(Website and app data records)

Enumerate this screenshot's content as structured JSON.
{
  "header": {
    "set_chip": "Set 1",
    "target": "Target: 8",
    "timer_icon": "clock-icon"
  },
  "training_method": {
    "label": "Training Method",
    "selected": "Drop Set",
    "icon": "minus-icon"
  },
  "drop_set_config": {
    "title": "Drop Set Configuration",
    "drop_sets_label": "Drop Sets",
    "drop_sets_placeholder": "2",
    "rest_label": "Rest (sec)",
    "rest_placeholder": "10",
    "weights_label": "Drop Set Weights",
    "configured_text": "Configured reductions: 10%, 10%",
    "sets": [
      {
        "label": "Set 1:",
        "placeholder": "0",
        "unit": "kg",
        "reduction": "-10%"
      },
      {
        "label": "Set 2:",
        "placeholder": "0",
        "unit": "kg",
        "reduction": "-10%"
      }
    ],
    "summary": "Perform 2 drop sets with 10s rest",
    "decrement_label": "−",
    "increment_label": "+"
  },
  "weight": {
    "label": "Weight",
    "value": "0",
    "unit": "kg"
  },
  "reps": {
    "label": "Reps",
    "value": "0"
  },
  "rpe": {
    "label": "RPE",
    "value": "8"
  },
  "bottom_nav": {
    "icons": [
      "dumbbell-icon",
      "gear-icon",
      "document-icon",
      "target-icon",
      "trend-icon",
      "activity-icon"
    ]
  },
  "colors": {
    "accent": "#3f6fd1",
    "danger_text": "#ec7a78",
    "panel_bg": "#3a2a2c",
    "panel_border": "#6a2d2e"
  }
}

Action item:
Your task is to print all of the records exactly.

Answer to this problem:
Enumerate this screenshot's content as structured JSON.
{
  "header": {
    "set_chip": "Set 1",
    "target": "Target: 8",
    "timer_icon": "clock-icon"
  },
  "training_method": {
    "label": "Training Method",
    "selected": "Drop Set",
    "icon": "minus-icon"
  },
  "drop_set_config": {
    "title": "Drop Set Configuration",
    "drop_sets_label": "Drop Sets",
    "drop_sets_placeholder": "2",
    "rest_label": "Rest (sec)",
    "rest_placeholder": "10",
    "weights_label": "Drop Set Weights",
    "configured_text": "Configured reductions: 10%, 10%",
    "sets": [
      {
        "label": "Set 1:",
        "placeholder": "0",
        "unit": "kg",
        "reduction": "-10%"
      },
      {
        "label": "Set 2:",
        "placeholder": "0",
        "unit": "kg",
        "reduction": "-10%"
      }
    ],
    "summary": "Perform 2 drop sets with 10s rest",
    "decrement_label": "−",
    "increment_label": "+"
  },
  "weight": {
    "label": "Weight",
    "value": "0",
    "unit": "kg"
  },
  "reps": {
    "label": "Reps",
    "value": "0"
  },
  "rpe": {
    "label": "RPE",
    "value": "8"
  },
  "bottom_nav": {
    "icons": [
      "dumbbell-icon",
      "gear-icon",
      "document-icon",
      "target-icon",
      "trend-icon",
      "activity-icon"
    ]
  },
  "colors": {
    "accent": "#3f6fd1",
    "danger_text": "#ec7a78",
    "panel_bg": "#3a2a2c",
    "panel_border": "#6a2d2e"
  }
}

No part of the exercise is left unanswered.